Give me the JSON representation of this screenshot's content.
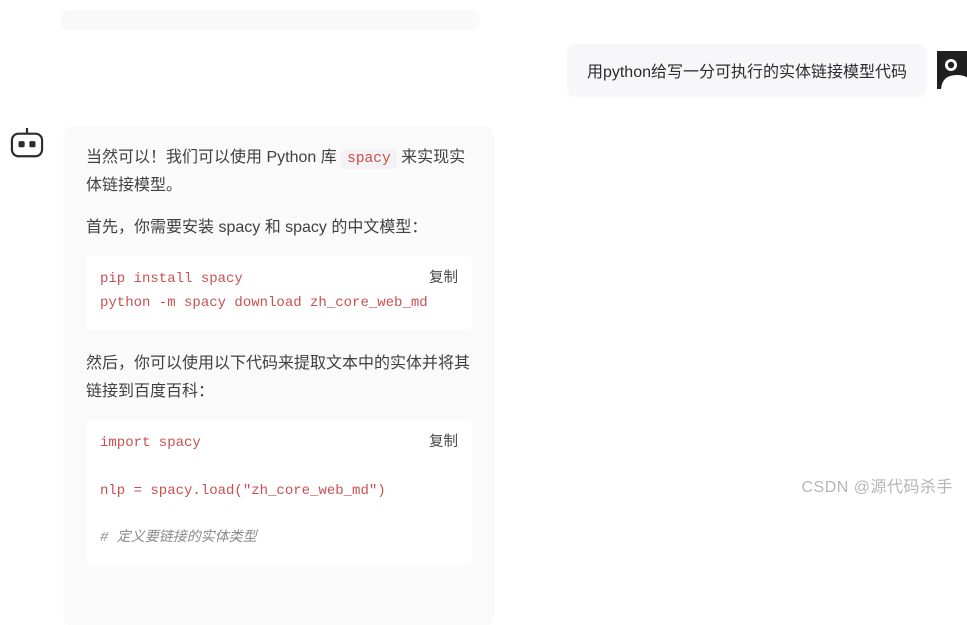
{
  "user": {
    "message": "用python给写一分可执行的实体链接模型代码"
  },
  "bot": {
    "intro_before": "当然可以！我们可以使用 Python 库 ",
    "intro_code": "spacy",
    "intro_after": " 来实现实体链接模型。",
    "step1": "首先，你需要安装 spacy 和 spacy 的中文模型：",
    "code1": {
      "text": "pip install spacy\npython -m spacy download zh_core_web_md",
      "copy_label": "复制"
    },
    "step2": "然后，你可以使用以下代码来提取文本中的实体并将其链接到百度百科：",
    "code2": {
      "line1": "import spacy",
      "line2a": "nlp = spacy.load(",
      "line2b": "\"zh_core_web_md\"",
      "line2c": ")",
      "line3": "# 定义要链接的实体类型",
      "copy_label": "复制"
    }
  },
  "watermark": "CSDN @源代码杀手"
}
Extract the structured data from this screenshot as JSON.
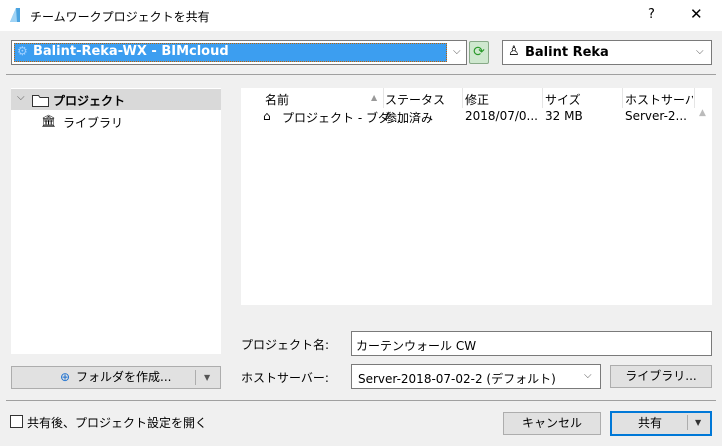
{
  "window": {
    "title": "チームワークプロジェクトを共有",
    "help": "?",
    "close": "✕"
  },
  "server_select": {
    "value": "Balint-Reka-WX - BIMcloud"
  },
  "user_select": {
    "value": "Balint Reka"
  },
  "tree": [
    {
      "label": "プロジェクト"
    },
    {
      "label": "ライブラリ"
    }
  ],
  "table": {
    "columns": [
      "名前",
      "ステータス",
      "修正",
      "サイズ",
      "ホストサーバ..."
    ],
    "rows": [
      {
        "name": "プロジェクト - ブダ...",
        "status": "参加済み",
        "modified": "2018/07/0...",
        "size": "32 MB",
        "host": "Server-2..."
      }
    ]
  },
  "form": {
    "project_name_label": "プロジェクト名:",
    "project_name_value": "カーテンウォール CW",
    "host_label": "ホストサーバー:",
    "host_value": "Server-2018-07-02-2 (デフォルト)",
    "library_button": "ライブラリ..."
  },
  "create_folder_button": "フォルダを作成...",
  "open_settings_checkbox": {
    "label": "共有後、プロジェクト設定を開く",
    "checked": false
  },
  "cancel_button": "キャンセル",
  "share_button": "共有",
  "colors": {
    "selection": "#3c9ef0",
    "accent": "#0078d7"
  }
}
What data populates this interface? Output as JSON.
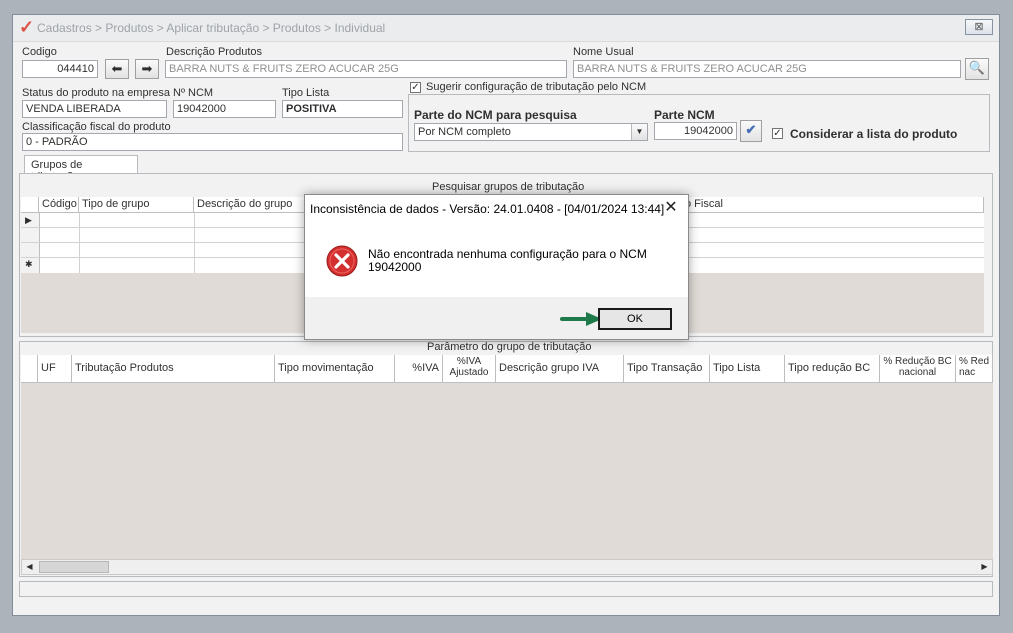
{
  "window": {
    "breadcrumb": "Cadastros > Produtos > Aplicar tributação > Produtos > Individual",
    "close_glyph": "⊠"
  },
  "form": {
    "codigo_label": "Codigo",
    "codigo_value": "044410",
    "descricao_label": "Descrição Produtos",
    "descricao_value": "BARRA NUTS & FRUITS ZERO ACUCAR 25G",
    "nome_usual_label": "Nome Usual",
    "nome_usual_value": "BARRA NUTS & FRUITS ZERO ACUCAR 25G",
    "status_label": "Status do produto na empresa",
    "status_value": "VENDA LIBERADA",
    "ncm_label": "Nº NCM",
    "ncm_value": "19042000",
    "tipo_lista_label": "Tipo Lista",
    "tipo_lista_value": "POSITIVA",
    "classif_label": "Classificação fiscal do produto",
    "classif_value": "0 - PADRÃO",
    "sugerir_label": "Sugerir configuração de tributação pelo NCM",
    "parte_ncm_pesquisa_label": "Parte do NCM para pesquisa",
    "parte_ncm_pesquisa_value": "Por NCM completo",
    "parte_ncm_label": "Parte NCM",
    "parte_ncm_value": "19042000",
    "considerar_label": "Considerar a lista do produto"
  },
  "tabs": {
    "grupos": "Grupos de tributação"
  },
  "grid1": {
    "title": "Pesquisar grupos de tributação",
    "columns": [
      "Código",
      "Tipo de grupo",
      "Descrição do grupo",
      "o Fiscal"
    ]
  },
  "grid2": {
    "title": "Parâmetro do grupo de tributação",
    "columns": [
      "UF",
      "Tributação Produtos",
      "Tipo movimentação",
      "%IVA",
      "%IVA Ajustado",
      "Descrição grupo IVA",
      "Tipo Transação",
      "Tipo Lista",
      "Tipo redução BC",
      "% Redução BC nacional",
      "% Red nac"
    ]
  },
  "dialog": {
    "title": "Inconsistência de dados - Versão: 24.01.0408 - [04/01/2024 13:44]",
    "message": "Não encontrada nenhuma configuração para o NCM 19042000",
    "ok": "OK",
    "close_glyph": "✕"
  },
  "colors": {
    "arrow": "#1e7a4a",
    "error": "#d32f2f"
  }
}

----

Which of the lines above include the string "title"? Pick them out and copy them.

    "title": "チームワークプロジェクトを共有",
    "title": "Pesquisar grupos de tributação",
    "title": "Parâmetro do grupo de tributação",
    "title": "Inconsistência de dados - Versão: 24.01.0408 - [04/01/2024 13:44]",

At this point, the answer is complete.